Mexico’s Supreme Court of Justice has endorsed the use of slot machines in casinos.
In its ruling the court declared that those playing slot machines are taking part in sweepstakes and the outcome does not depend on skill unlike card games which are defined as gambling in Mexican gaming law.
In so doing the Supreme Court has ended a long running legal battle which began in 2013 when President Enrique Peña Nieto enacted a number of amendments to Mexico’s gaming laws by Presidential decree. The chamber of Deputies challenged the decree before the Supreme Court, arguing that the executive and the Interior Ministry had encroached upon powers reserved for the Congressional branch.
The decree stated that operators may no longer assign the rights to operate gaming establishments to third parties. It also set a 25 year limit for gaming licences and granted the Directorate General of Gaming within the Interior Ministry, wider powers when it comes to end the licences of those operators found to be operating illegally. The law also allowed for the continuation of slot machines in casinos.
In its latest ruling on the issue the Supreme Court unanimously upheld five articles of the 2013 regulation arguing that they did not go beyond the terms of the original Gaming and Lotteries Act and were therefore legal. Crucially, the Court also declared that slot machines are considered a form of sweepstakes of numbers or symbols which are permitted by Article 2 of Mexico’s gaming law as they do not involve the use of skill on behalf of the players which is prohibited in Article 1.

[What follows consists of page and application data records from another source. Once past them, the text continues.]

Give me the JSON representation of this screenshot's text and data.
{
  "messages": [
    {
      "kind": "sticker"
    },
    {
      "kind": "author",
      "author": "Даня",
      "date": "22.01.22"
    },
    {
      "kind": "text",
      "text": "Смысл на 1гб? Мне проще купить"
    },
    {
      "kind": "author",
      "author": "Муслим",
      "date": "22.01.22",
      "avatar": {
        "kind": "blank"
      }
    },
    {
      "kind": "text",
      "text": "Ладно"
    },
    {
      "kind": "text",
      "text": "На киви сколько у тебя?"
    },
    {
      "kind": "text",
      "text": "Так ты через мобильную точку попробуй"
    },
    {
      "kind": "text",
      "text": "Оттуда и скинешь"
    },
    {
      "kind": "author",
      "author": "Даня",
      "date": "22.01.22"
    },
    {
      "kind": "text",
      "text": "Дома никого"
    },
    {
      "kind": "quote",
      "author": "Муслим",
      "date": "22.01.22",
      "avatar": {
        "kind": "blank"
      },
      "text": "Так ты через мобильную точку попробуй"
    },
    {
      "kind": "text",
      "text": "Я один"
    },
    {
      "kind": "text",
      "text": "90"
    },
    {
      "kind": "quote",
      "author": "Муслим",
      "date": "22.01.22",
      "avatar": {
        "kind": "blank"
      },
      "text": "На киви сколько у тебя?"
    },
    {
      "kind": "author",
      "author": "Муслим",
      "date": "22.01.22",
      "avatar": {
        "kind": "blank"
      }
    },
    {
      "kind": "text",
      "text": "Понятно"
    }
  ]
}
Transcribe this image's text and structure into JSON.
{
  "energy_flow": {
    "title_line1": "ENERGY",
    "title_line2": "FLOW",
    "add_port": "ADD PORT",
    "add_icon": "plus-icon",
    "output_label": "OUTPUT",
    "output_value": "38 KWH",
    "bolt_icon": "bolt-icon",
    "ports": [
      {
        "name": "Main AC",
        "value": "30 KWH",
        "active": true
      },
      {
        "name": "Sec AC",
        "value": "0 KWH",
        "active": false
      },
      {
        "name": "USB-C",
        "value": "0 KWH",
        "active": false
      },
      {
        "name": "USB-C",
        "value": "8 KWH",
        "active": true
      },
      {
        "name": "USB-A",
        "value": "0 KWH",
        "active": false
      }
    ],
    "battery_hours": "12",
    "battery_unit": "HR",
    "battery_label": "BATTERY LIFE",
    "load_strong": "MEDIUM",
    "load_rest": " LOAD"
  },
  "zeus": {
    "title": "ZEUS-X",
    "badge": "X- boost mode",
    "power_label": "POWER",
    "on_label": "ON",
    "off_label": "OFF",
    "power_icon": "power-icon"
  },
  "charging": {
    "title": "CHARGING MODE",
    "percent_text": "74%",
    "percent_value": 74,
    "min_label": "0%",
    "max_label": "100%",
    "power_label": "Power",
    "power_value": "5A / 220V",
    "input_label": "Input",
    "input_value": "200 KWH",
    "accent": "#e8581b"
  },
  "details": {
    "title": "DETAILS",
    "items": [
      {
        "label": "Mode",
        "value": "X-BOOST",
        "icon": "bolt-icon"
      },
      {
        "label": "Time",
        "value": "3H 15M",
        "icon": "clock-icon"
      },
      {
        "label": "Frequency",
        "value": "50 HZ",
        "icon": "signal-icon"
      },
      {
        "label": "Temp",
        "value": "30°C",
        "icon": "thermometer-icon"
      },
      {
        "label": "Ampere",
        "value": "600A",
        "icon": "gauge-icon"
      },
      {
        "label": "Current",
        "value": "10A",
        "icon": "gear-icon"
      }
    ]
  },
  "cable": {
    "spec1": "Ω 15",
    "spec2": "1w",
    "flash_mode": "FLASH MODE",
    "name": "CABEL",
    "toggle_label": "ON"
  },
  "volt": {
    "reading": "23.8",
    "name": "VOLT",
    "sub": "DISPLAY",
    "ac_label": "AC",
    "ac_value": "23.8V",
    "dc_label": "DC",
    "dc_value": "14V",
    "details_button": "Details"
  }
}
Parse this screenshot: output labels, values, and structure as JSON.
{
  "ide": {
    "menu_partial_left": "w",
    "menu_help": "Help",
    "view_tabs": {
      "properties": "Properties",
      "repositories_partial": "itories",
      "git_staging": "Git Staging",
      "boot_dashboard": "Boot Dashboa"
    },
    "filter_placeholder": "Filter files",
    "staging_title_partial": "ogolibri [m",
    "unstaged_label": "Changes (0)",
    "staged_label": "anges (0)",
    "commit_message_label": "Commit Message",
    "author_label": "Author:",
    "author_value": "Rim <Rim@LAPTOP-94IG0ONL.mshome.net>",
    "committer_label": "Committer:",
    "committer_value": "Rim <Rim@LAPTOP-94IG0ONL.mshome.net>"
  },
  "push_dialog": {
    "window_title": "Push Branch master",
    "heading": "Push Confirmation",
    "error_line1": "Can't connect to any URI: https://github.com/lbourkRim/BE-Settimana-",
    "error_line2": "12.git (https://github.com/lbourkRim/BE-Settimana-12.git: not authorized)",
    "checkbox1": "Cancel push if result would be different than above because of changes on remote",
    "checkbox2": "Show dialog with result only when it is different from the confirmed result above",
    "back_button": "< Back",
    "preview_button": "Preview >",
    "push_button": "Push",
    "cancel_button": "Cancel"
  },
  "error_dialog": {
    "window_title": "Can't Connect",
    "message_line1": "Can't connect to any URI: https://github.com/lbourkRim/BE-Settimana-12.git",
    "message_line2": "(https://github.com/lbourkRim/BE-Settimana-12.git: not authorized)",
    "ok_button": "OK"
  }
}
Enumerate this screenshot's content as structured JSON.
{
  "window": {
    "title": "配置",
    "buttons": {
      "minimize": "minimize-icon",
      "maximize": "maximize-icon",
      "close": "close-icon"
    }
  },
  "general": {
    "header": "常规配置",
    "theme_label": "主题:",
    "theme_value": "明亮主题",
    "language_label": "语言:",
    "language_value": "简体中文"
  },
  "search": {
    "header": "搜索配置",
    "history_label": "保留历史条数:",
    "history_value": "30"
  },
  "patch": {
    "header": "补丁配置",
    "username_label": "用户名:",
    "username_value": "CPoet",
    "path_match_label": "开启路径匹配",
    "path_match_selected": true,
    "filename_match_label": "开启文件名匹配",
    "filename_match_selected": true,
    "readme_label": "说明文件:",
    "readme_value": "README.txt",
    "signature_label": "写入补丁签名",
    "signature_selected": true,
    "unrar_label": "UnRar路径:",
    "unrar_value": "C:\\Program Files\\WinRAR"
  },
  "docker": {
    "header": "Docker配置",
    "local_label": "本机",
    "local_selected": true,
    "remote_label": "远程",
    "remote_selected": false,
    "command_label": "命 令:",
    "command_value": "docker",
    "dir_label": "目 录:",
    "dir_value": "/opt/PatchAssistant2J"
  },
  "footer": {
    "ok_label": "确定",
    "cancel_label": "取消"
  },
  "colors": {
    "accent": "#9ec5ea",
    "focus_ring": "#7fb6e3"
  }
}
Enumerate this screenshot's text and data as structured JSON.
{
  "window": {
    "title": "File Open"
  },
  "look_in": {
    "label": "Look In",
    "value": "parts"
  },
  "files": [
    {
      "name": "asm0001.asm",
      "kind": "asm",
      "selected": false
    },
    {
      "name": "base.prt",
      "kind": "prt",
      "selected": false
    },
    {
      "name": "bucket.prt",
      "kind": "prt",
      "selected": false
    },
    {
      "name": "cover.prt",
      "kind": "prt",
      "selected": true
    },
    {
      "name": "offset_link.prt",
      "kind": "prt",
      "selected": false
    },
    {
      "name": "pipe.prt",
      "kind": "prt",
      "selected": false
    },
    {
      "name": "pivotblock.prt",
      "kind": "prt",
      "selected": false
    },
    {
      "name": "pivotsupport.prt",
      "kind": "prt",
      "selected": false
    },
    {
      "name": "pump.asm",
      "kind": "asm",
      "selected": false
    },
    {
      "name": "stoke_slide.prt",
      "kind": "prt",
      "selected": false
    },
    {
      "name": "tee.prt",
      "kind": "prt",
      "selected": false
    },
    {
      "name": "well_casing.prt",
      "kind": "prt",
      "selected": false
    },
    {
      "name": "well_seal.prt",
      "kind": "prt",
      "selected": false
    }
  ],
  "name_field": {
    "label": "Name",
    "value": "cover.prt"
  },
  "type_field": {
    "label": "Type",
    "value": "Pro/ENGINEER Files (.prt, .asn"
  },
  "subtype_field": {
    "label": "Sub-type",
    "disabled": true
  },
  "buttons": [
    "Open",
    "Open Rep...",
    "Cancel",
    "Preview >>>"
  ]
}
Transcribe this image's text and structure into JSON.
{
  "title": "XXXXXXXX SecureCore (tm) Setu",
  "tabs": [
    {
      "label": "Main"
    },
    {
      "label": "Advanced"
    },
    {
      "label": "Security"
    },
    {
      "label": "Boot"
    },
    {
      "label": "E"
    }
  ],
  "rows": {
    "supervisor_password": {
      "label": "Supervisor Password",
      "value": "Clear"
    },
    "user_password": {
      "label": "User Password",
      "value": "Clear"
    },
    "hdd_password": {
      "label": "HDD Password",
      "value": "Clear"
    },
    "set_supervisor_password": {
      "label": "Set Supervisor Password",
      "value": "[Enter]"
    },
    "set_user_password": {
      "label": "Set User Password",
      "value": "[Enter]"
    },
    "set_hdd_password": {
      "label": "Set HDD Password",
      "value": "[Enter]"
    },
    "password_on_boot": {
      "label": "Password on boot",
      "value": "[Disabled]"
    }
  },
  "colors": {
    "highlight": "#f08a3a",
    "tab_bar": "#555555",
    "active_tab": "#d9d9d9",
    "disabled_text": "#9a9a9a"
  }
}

The court also confirmed that the Directorate General of Gaming is the body which has the right to to authorise the establishment of businesses which carry out sweepstakes. However, the court’s decision will only benefit operators of slot machines located in casinos as slot machines outside of casinos such as in small businesses and shops will remain illegal.